(Assignment)
Return the number of lines below with "Warn" in them, and nothing else.
─── Data supplied
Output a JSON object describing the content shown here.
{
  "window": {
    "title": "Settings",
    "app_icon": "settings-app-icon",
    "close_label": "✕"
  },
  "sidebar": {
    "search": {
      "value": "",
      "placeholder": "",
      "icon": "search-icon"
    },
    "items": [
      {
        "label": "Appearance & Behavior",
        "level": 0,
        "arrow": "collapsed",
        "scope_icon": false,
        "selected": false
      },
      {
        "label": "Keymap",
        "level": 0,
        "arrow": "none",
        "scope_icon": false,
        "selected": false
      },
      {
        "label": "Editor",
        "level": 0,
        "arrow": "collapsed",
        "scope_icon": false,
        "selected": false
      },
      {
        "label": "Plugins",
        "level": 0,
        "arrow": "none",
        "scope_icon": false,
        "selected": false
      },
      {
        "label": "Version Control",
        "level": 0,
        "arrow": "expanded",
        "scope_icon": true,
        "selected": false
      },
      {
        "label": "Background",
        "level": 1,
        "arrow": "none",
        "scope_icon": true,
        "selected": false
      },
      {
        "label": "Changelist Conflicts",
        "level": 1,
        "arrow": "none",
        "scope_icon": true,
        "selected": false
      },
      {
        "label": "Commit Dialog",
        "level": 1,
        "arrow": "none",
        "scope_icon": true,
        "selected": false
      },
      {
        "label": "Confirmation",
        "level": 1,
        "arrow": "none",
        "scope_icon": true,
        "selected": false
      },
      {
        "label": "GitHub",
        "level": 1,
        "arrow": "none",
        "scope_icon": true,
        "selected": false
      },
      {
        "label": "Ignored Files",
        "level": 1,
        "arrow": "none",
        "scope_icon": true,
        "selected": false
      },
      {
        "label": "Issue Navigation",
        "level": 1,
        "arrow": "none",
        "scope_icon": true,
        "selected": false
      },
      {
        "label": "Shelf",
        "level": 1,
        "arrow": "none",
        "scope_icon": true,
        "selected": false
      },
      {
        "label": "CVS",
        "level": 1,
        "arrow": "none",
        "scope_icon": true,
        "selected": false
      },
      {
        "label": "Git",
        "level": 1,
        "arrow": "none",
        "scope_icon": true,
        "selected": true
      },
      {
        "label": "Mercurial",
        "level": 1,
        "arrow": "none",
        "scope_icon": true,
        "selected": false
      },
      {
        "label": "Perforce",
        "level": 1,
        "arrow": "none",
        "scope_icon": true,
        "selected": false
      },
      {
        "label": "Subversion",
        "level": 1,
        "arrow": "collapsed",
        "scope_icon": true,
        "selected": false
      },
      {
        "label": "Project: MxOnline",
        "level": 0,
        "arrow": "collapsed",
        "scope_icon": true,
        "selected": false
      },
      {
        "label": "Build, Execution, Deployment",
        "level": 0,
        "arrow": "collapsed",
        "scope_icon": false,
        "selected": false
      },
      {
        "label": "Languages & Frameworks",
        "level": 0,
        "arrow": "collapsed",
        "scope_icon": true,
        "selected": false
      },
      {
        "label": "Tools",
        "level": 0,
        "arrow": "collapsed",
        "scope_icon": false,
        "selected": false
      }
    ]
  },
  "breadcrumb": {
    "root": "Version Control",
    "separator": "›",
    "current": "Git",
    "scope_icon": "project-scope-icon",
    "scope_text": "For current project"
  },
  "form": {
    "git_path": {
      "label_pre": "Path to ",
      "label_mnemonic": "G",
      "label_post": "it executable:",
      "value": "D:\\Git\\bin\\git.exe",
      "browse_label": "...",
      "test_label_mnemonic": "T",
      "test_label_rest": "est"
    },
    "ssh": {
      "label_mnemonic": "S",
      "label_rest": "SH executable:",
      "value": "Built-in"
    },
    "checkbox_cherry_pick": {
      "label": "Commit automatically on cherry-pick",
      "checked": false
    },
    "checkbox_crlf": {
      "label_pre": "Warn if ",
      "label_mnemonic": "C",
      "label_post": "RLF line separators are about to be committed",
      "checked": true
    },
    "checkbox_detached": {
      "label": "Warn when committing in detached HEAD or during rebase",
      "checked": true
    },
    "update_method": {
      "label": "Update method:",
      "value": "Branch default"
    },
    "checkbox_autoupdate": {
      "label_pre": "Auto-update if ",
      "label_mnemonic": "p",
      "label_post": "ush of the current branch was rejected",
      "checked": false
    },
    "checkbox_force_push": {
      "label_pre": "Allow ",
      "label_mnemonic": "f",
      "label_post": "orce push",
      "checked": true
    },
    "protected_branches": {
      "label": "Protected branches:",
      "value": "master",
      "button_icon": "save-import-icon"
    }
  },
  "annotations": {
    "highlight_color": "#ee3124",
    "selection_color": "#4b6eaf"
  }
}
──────
(Written response)
2